→ WHAT IS EXPECTED
Each line below that holds the word "telephone" counts once; state the total number of such lines and nothing else.

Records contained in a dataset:
>>>

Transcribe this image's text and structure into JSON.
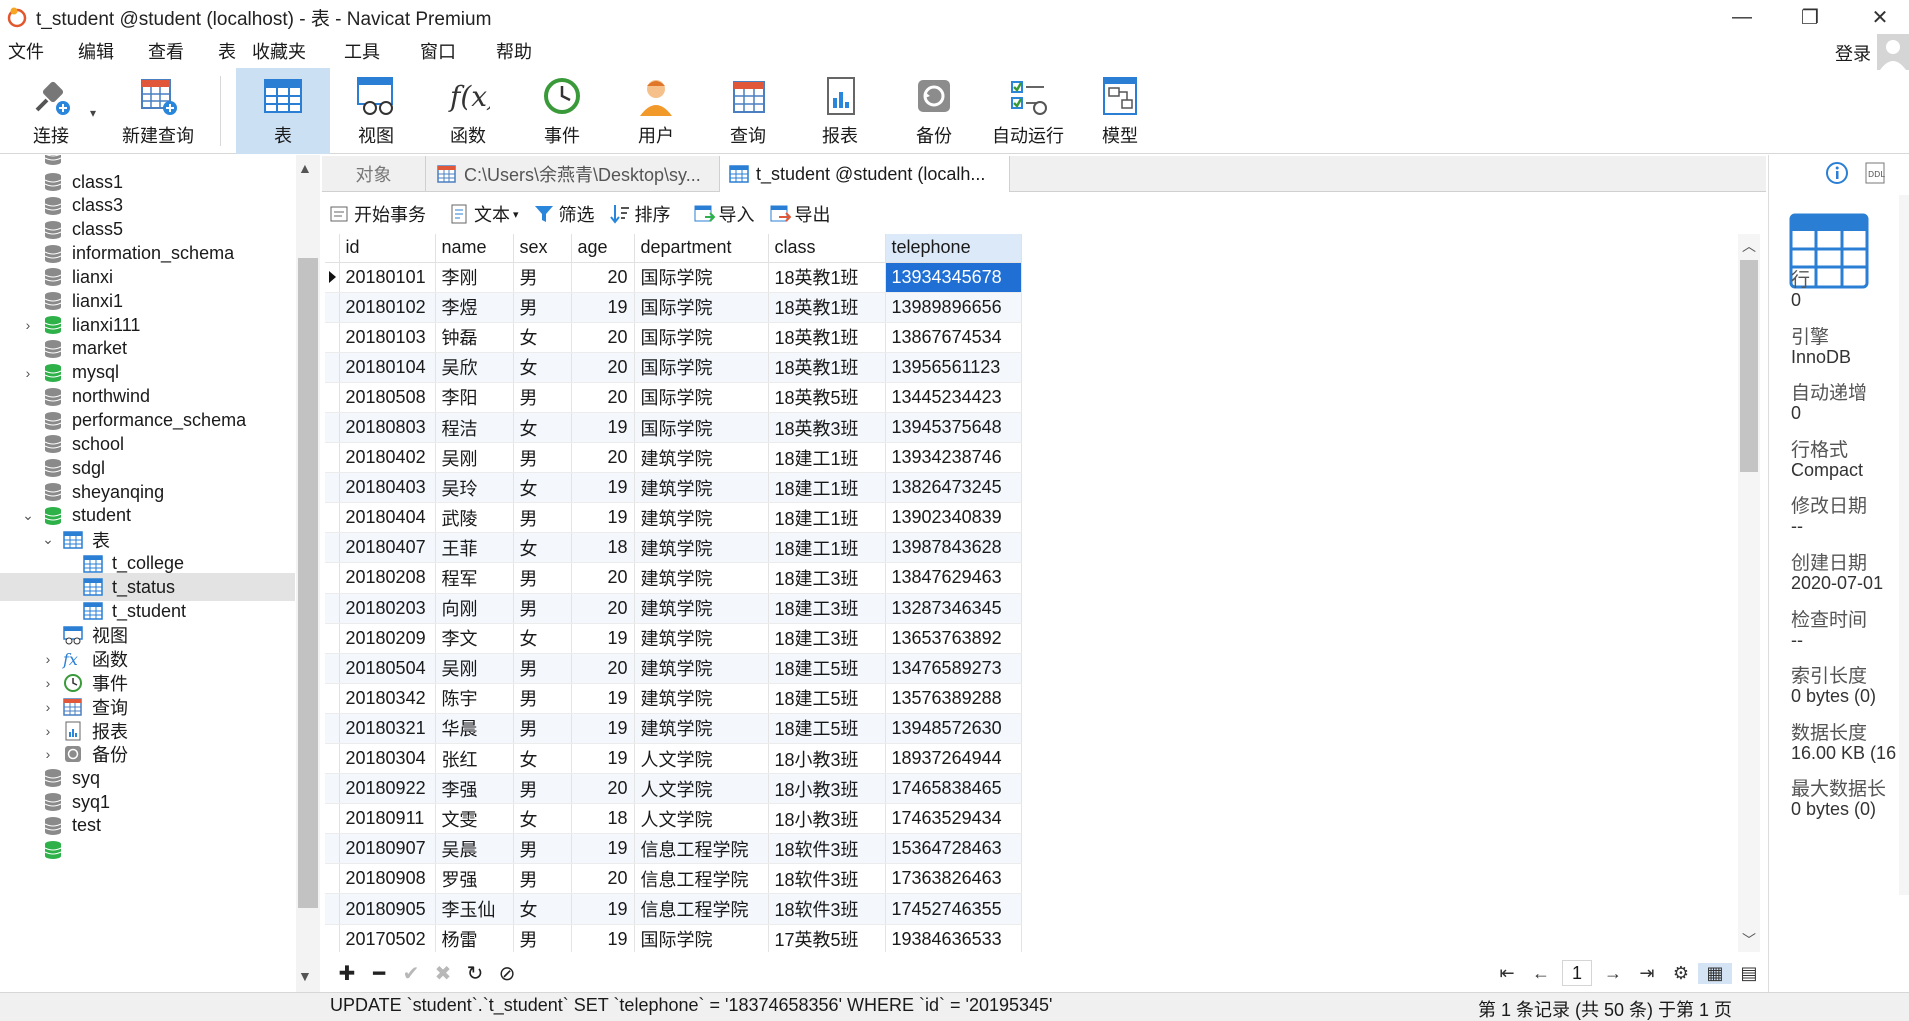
{
  "window": {
    "title": "t_student @student (localhost) - 表 - Navicat Premium",
    "min": "—",
    "restore": "❐",
    "close": "✕"
  },
  "menu": [
    "文件",
    "编辑",
    "查看",
    "表",
    "收藏夹",
    "工具",
    "窗口",
    "帮助"
  ],
  "login": "登录",
  "toolbar": {
    "connect": "连接",
    "new_query": "新建查询",
    "table": "表",
    "view": "视图",
    "function": "函数",
    "event": "事件",
    "user": "用户",
    "query": "查询",
    "report": "报表",
    "backup": "备份",
    "autorun": "自动运行",
    "model": "模型"
  },
  "sidebar": {
    "items": [
      {
        "label": "class1"
      },
      {
        "label": "class3"
      },
      {
        "label": "class5"
      },
      {
        "label": "information_schema"
      },
      {
        "label": "lianxi"
      },
      {
        "label": "lianxi1"
      },
      {
        "label": "lianxi111"
      },
      {
        "label": "market"
      },
      {
        "label": "mysql"
      },
      {
        "label": "northwind"
      },
      {
        "label": "performance_schema"
      },
      {
        "label": "school"
      },
      {
        "label": "sdgl"
      },
      {
        "label": "sheyanqing"
      },
      {
        "label": "student"
      },
      {
        "label": "表"
      },
      {
        "label": "t_college"
      },
      {
        "label": "t_status"
      },
      {
        "label": "t_student"
      },
      {
        "label": "视图"
      },
      {
        "label": "函数"
      },
      {
        "label": "事件"
      },
      {
        "label": "查询"
      },
      {
        "label": "报表"
      },
      {
        "label": "备份"
      },
      {
        "label": "syq"
      },
      {
        "label": "syq1"
      },
      {
        "label": "test"
      }
    ]
  },
  "tabs": {
    "objects": "对象",
    "file_tab": "C:\\Users\\余燕青\\Desktop\\sy...",
    "table_tab": "t_student @student (localh..."
  },
  "subtoolbar": {
    "begin_tx": "开始事务",
    "text": "文本",
    "filter": "筛选",
    "sort": "排序",
    "import": "导入",
    "export": "导出"
  },
  "grid": {
    "columns": [
      "id",
      "name",
      "sex",
      "age",
      "department",
      "class",
      "telephone"
    ],
    "rows": [
      [
        "20180101",
        "李刚",
        "男",
        "20",
        "国际学院",
        "18英教1班",
        "13934345678"
      ],
      [
        "20180102",
        "李煜",
        "男",
        "19",
        "国际学院",
        "18英教1班",
        "13989896656"
      ],
      [
        "20180103",
        "钟磊",
        "女",
        "20",
        "国际学院",
        "18英教1班",
        "13867674534"
      ],
      [
        "20180104",
        "吴欣",
        "女",
        "20",
        "国际学院",
        "18英教1班",
        "13956561123"
      ],
      [
        "20180508",
        "李阳",
        "男",
        "20",
        "国际学院",
        "18英教5班",
        "13445234423"
      ],
      [
        "20180803",
        "程洁",
        "女",
        "19",
        "国际学院",
        "18英教3班",
        "13945375648"
      ],
      [
        "20180402",
        "吴刚",
        "男",
        "20",
        "建筑学院",
        "18建工1班",
        "13934238746"
      ],
      [
        "20180403",
        "吴玲",
        "女",
        "19",
        "建筑学院",
        "18建工1班",
        "13826473245"
      ],
      [
        "20180404",
        "武陵",
        "男",
        "19",
        "建筑学院",
        "18建工1班",
        "13902340839"
      ],
      [
        "20180407",
        "王菲",
        "女",
        "18",
        "建筑学院",
        "18建工1班",
        "13987843628"
      ],
      [
        "20180208",
        "程军",
        "男",
        "20",
        "建筑学院",
        "18建工3班",
        "13847629463"
      ],
      [
        "20180203",
        "向刚",
        "男",
        "20",
        "建筑学院",
        "18建工3班",
        "13287346345"
      ],
      [
        "20180209",
        "李文",
        "女",
        "19",
        "建筑学院",
        "18建工3班",
        "13653763892"
      ],
      [
        "20180504",
        "吴刚",
        "男",
        "20",
        "建筑学院",
        "18建工5班",
        "13476589273"
      ],
      [
        "20180342",
        "陈宇",
        "男",
        "19",
        "建筑学院",
        "18建工5班",
        "13576389288"
      ],
      [
        "20180321",
        "华晨",
        "男",
        "19",
        "建筑学院",
        "18建工5班",
        "13948572630"
      ],
      [
        "20180304",
        "张红",
        "女",
        "19",
        "人文学院",
        "18小教3班",
        "18937264944"
      ],
      [
        "20180922",
        "李强",
        "男",
        "20",
        "人文学院",
        "18小教3班",
        "17465838465"
      ],
      [
        "20180911",
        "文雯",
        "女",
        "18",
        "人文学院",
        "18小教3班",
        "17463529434"
      ],
      [
        "20180907",
        "吴晨",
        "男",
        "19",
        "信息工程学院",
        "18软件3班",
        "15364728463"
      ],
      [
        "20180908",
        "罗强",
        "男",
        "20",
        "信息工程学院",
        "18软件3班",
        "17363826463"
      ],
      [
        "20180905",
        "李玉仙",
        "女",
        "19",
        "信息工程学院",
        "18软件3班",
        "17452746355"
      ],
      [
        "20170502",
        "杨雷",
        "男",
        "19",
        "国际学院",
        "17英教5班",
        "19384636533"
      ]
    ]
  },
  "pager": {
    "page": "1"
  },
  "status": {
    "sql": "UPDATE `student`.`t_student` SET `telephone` = '18374658356' WHERE `id` = '20195345'",
    "records": "第 1 条记录 (共 50 条) 于第 1 页"
  },
  "info_panel": [
    {
      "label": "行",
      "value": "0"
    },
    {
      "label": "引擎",
      "value": "InnoDB"
    },
    {
      "label": "自动递增",
      "value": "0"
    },
    {
      "label": "行格式",
      "value": "Compact"
    },
    {
      "label": "修改日期",
      "value": "--"
    },
    {
      "label": "创建日期",
      "value": "2020-07-01"
    },
    {
      "label": "检查时间",
      "value": "--"
    },
    {
      "label": "索引长度",
      "value": "0 bytes (0)"
    },
    {
      "label": "数据长度",
      "value": "16.00 KB (16"
    },
    {
      "label": "最大数据长",
      "value": "0 bytes (0)"
    }
  ],
  "colors": {
    "accent": "#1f6fd4",
    "active_tool": "#cce0f4",
    "db_green": "#2fb14a",
    "db_gray": "#8a8a8a"
  }
}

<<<

→ TASK ANSWER
2